• **YOUR OBJECTIVE**
Read through the records below and copy each line that uses the word "data".

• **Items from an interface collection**
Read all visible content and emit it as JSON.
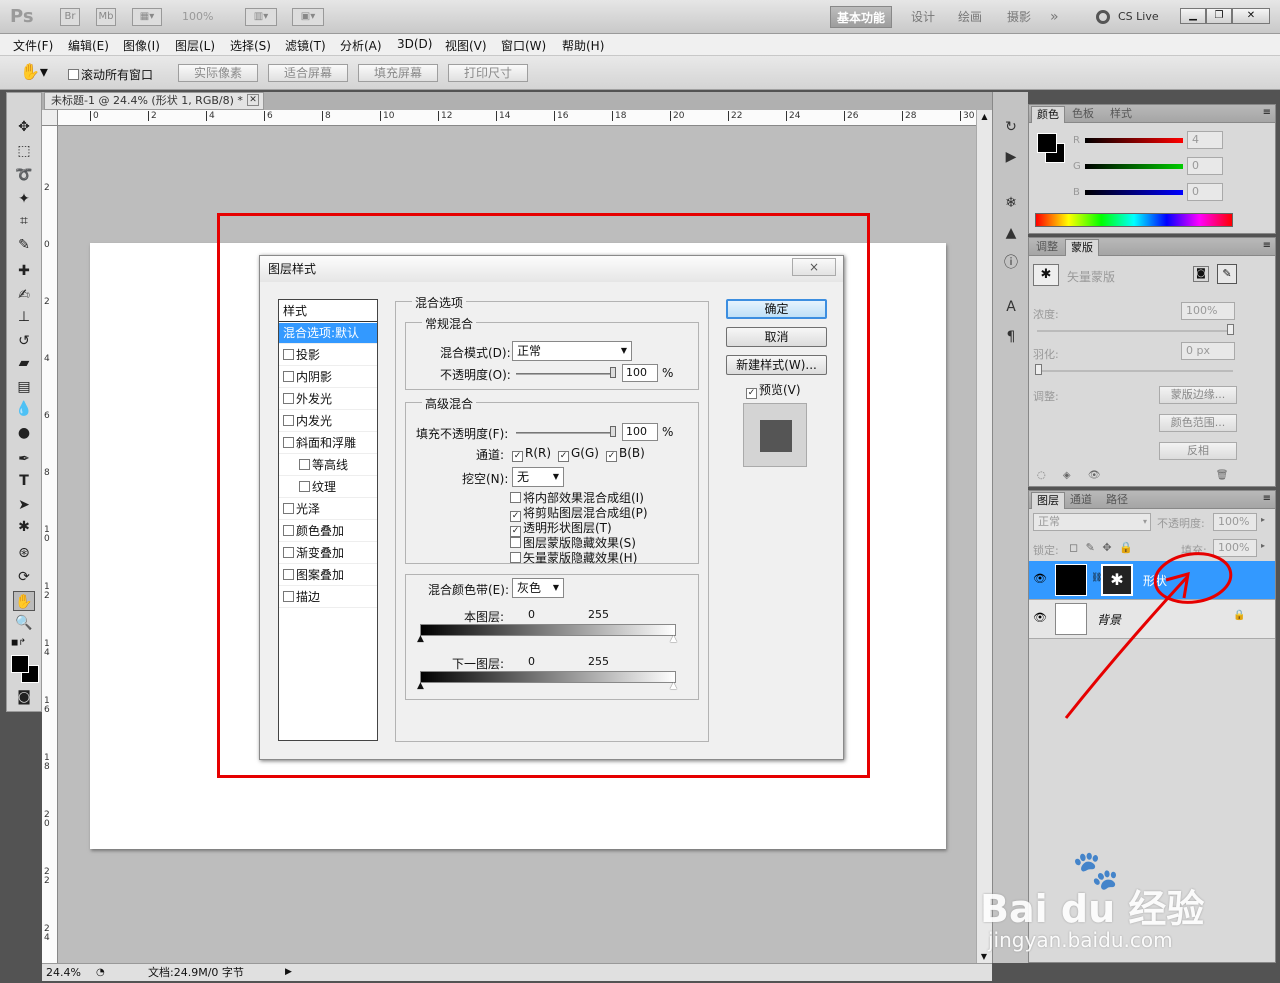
{
  "appbar": {
    "logo": "Ps",
    "br": "Br",
    "mb": "Mb",
    "zoom_select": "100%",
    "workspaces": [
      "基本功能",
      "设计",
      "绘画",
      "摄影"
    ],
    "more": "»",
    "cslive": "CS Live"
  },
  "menu": [
    "文件(F)",
    "编辑(E)",
    "图像(I)",
    "图层(L)",
    "选择(S)",
    "滤镜(T)",
    "分析(A)",
    "3D(D)",
    "视图(V)",
    "窗口(W)",
    "帮助(H)"
  ],
  "options": {
    "scroll_all": "滚动所有窗口",
    "buttons": [
      "实际像素",
      "适合屏幕",
      "填充屏幕",
      "打印尺寸"
    ]
  },
  "document": {
    "tab_title": "未标题-1 @ 24.4% (形状 1, RGB/8) *",
    "ruler_h": [
      "0",
      "2",
      "4",
      "6",
      "8",
      "10",
      "12",
      "14",
      "16",
      "18",
      "20",
      "22",
      "24",
      "26",
      "28",
      "30"
    ],
    "ruler_v": [
      "2",
      "0",
      "2",
      "4",
      "6",
      "8",
      "1 0",
      "1 2",
      "1 4",
      "1 6",
      "1 8",
      "2 0",
      "2 2",
      "2 4"
    ],
    "zoom": "24.4%",
    "doc_info": "文档:24.9M/0 字节"
  },
  "dialog": {
    "title": "图层样式",
    "list_header": "样式",
    "list_items": [
      {
        "label": "混合选项:默认",
        "selected": true,
        "checkbox": false,
        "indent": false
      },
      {
        "label": "投影",
        "checkbox": true,
        "indent": false
      },
      {
        "label": "内阴影",
        "checkbox": true,
        "indent": false
      },
      {
        "label": "外发光",
        "checkbox": true,
        "indent": false
      },
      {
        "label": "内发光",
        "checkbox": true,
        "indent": false
      },
      {
        "label": "斜面和浮雕",
        "checkbox": true,
        "indent": false
      },
      {
        "label": "等高线",
        "checkbox": true,
        "indent": true
      },
      {
        "label": "纹理",
        "checkbox": true,
        "indent": true
      },
      {
        "label": "光泽",
        "checkbox": true,
        "indent": false
      },
      {
        "label": "颜色叠加",
        "checkbox": true,
        "indent": false
      },
      {
        "label": "渐变叠加",
        "checkbox": true,
        "indent": false
      },
      {
        "label": "图案叠加",
        "checkbox": true,
        "indent": false
      },
      {
        "label": "描边",
        "checkbox": true,
        "indent": false
      }
    ],
    "blend_section": "混合选项",
    "general_blend": "常规混合",
    "blend_mode_label": "混合模式(D):",
    "blend_mode_value": "正常",
    "opacity_label": "不透明度(O):",
    "opacity_value": "100",
    "percent": "%",
    "advanced_blend": "高级混合",
    "fill_opacity_label": "填充不透明度(F):",
    "fill_opacity_value": "100",
    "channels_label": "通道:",
    "channels": [
      "R(R)",
      "G(G)",
      "B(B)"
    ],
    "knockout_label": "挖空(N):",
    "knockout_value": "无",
    "options": [
      {
        "label": "将内部效果混合成组(I)",
        "checked": false
      },
      {
        "label": "将剪贴图层混合成组(P)",
        "checked": true
      },
      {
        "label": "透明形状图层(T)",
        "checked": true
      },
      {
        "label": "图层蒙版隐藏效果(S)",
        "checked": false
      },
      {
        "label": "矢量蒙版隐藏效果(H)",
        "checked": false
      }
    ],
    "blend_if_label": "混合颜色带(E):",
    "blend_if_value": "灰色",
    "this_layer": "本图层:",
    "underlying": "下一图层:",
    "range_min": "0",
    "range_max": "255",
    "ok": "确定",
    "cancel": "取消",
    "new_style": "新建样式(W)...",
    "preview": "预览(V)",
    "close_symbol": "×"
  },
  "color_panel": {
    "tabs": [
      "颜色",
      "色板",
      "样式"
    ],
    "r_label": "R",
    "g_label": "G",
    "b_label": "B",
    "r_value": "4",
    "g_value": "0",
    "b_value": "0"
  },
  "masks_panel": {
    "tabs": [
      "调整",
      "蒙版"
    ],
    "title": "矢量蒙版",
    "density_label": "浓度:",
    "density_value": "100%",
    "feather_label": "羽化:",
    "feather_value": "0 px",
    "refine_label": "调整:",
    "buttons": [
      "蒙版边缘...",
      "颜色范围...",
      "反相"
    ]
  },
  "layers_panel": {
    "tabs": [
      "图层",
      "通道",
      "路径"
    ],
    "blend_mode": "正常",
    "opacity_label": "不透明度:",
    "opacity_value": "100%",
    "lock_label": "锁定:",
    "fill_label": "填充:",
    "fill_value": "100%",
    "layers": [
      {
        "name": "形状",
        "type": "shape",
        "selected": true
      },
      {
        "name": "背景",
        "type": "background",
        "selected": false
      }
    ],
    "fx": "fx"
  },
  "watermark": {
    "brand": "Bai du 经验",
    "url": "jingyan.baidu.com"
  },
  "colors": {
    "selection": "#3399ff",
    "annotation": "#e60000",
    "default_button": "#3c8ee0"
  }
}
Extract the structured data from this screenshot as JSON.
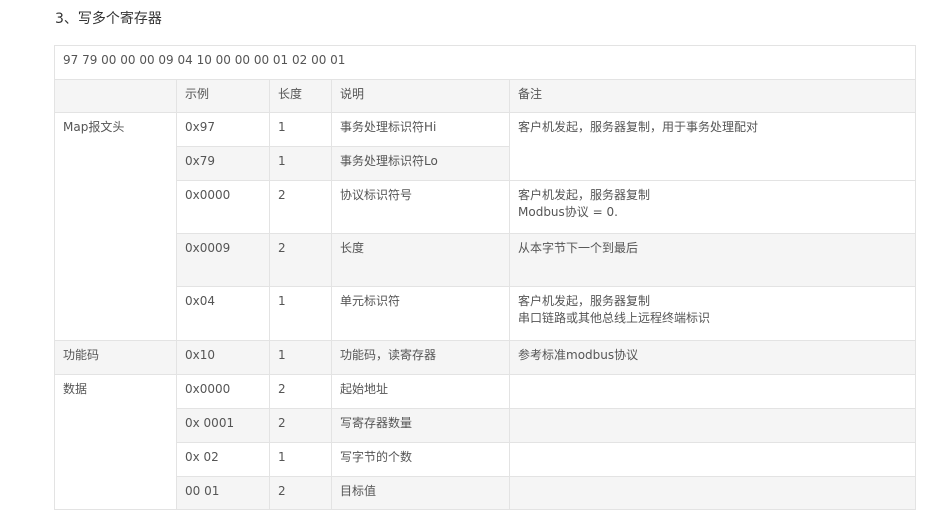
{
  "heading": "3、写多个寄存器",
  "table": {
    "hex_string": "97 79 00 00 00 09 04 10 00 00 00 01 02 00 01",
    "headers": [
      "",
      "示例",
      "长度",
      "说明",
      "备注"
    ],
    "groups": {
      "map": "Map报文头",
      "func": "功能码",
      "data": "数据"
    },
    "rows": [
      {
        "example": "0x97",
        "length": "1",
        "desc": "事务处理标识符Hi"
      },
      {
        "example": "0x79",
        "length": "1",
        "desc": "事务处理标识符Lo"
      },
      {
        "example": "0x0000",
        "length": "2",
        "desc": "协议标识符号"
      },
      {
        "example": "0x0009",
        "length": "2",
        "desc": "长度"
      },
      {
        "example": "0x04",
        "length": "1",
        "desc": "单元标识符"
      },
      {
        "example": "0x10",
        "length": "1",
        "desc": "功能码，读寄存器"
      },
      {
        "example": "0x0000",
        "length": "2",
        "desc": "起始地址"
      },
      {
        "example": "0x 0001",
        "length": "2",
        "desc": "写寄存器数量"
      },
      {
        "example": "0x 02",
        "length": "1",
        "desc": "写字节的个数"
      },
      {
        "example": "00 01",
        "length": "2",
        "desc": "目标值"
      }
    ],
    "notes": {
      "transaction": "客户机发起，服务器复制，用于事务处理配对",
      "protocol_1": "客户机发起，服务器复制",
      "protocol_2": "Modbus协议 = 0.",
      "length": "从本字节下一个到最后",
      "unit_1": "客户机发起，服务器复制",
      "unit_2": "串口链路或其他总线上远程终端标识",
      "func": "参考标准modbus协议"
    }
  }
}
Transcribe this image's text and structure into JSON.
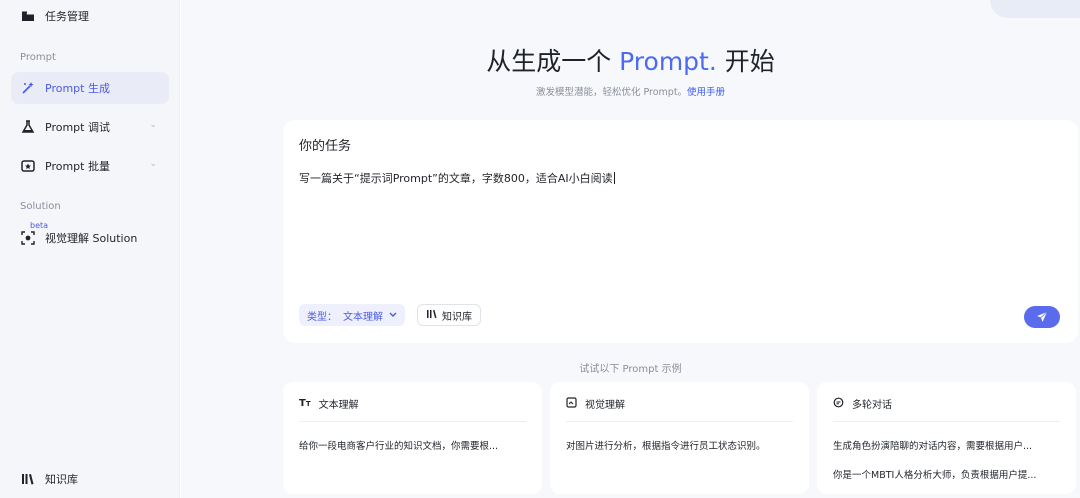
{
  "sidebar": {
    "top_item": {
      "label": "任务管理",
      "icon": "folder-icon"
    },
    "sections": [
      {
        "label": "Prompt"
      },
      {
        "label": "Solution"
      }
    ],
    "items": [
      {
        "label": "Prompt 生成",
        "icon": "magic-wand-icon",
        "active": true
      },
      {
        "label": "Prompt 调试",
        "icon": "flask-icon"
      },
      {
        "label": "Prompt 批量",
        "icon": "star-box-icon"
      },
      {
        "label": "视觉理解 Solution",
        "icon": "scan-icon",
        "badge": "beta"
      }
    ],
    "bottom_item": {
      "label": "知识库",
      "icon": "library-icon"
    }
  },
  "hero": {
    "title_pre": "从生成一个 ",
    "title_accent": "Prompt.",
    "title_post": " 开始",
    "subtitle": "激发模型潜能，轻松优化 Prompt。",
    "subtitle_link": "使用手册"
  },
  "task": {
    "title": "你的任务",
    "input_value": "写一篇关于“提示词Prompt”的文章，字数800，适合AI小白阅读",
    "type_label": "类型：",
    "type_value": "文本理解",
    "kb_label": "知识库"
  },
  "examples": {
    "label": "试试以下 Prompt 示例",
    "cards": [
      {
        "title": "文本理解",
        "icon": "text-size-icon",
        "lines": [
          "给你一段电商客户行业的知识文档，你需要根..."
        ]
      },
      {
        "title": "视觉理解",
        "icon": "image-scan-icon",
        "lines": [
          "对图片进行分析，根据指令进行员工状态识别。"
        ]
      },
      {
        "title": "多轮对话",
        "icon": "chat-icon",
        "lines": [
          "生成角色扮演陪聊的对话内容，需要根据用户...",
          "你是一个MBTI人格分析大师，负责根据用户提..."
        ]
      }
    ]
  },
  "colors": {
    "accent": "#4d6af0",
    "send": "#5b6bee",
    "active_bg": "#e9ebf7"
  }
}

• **RESPONSE**
Extract the structured data from this screenshot as JSON.
      "data": "数据"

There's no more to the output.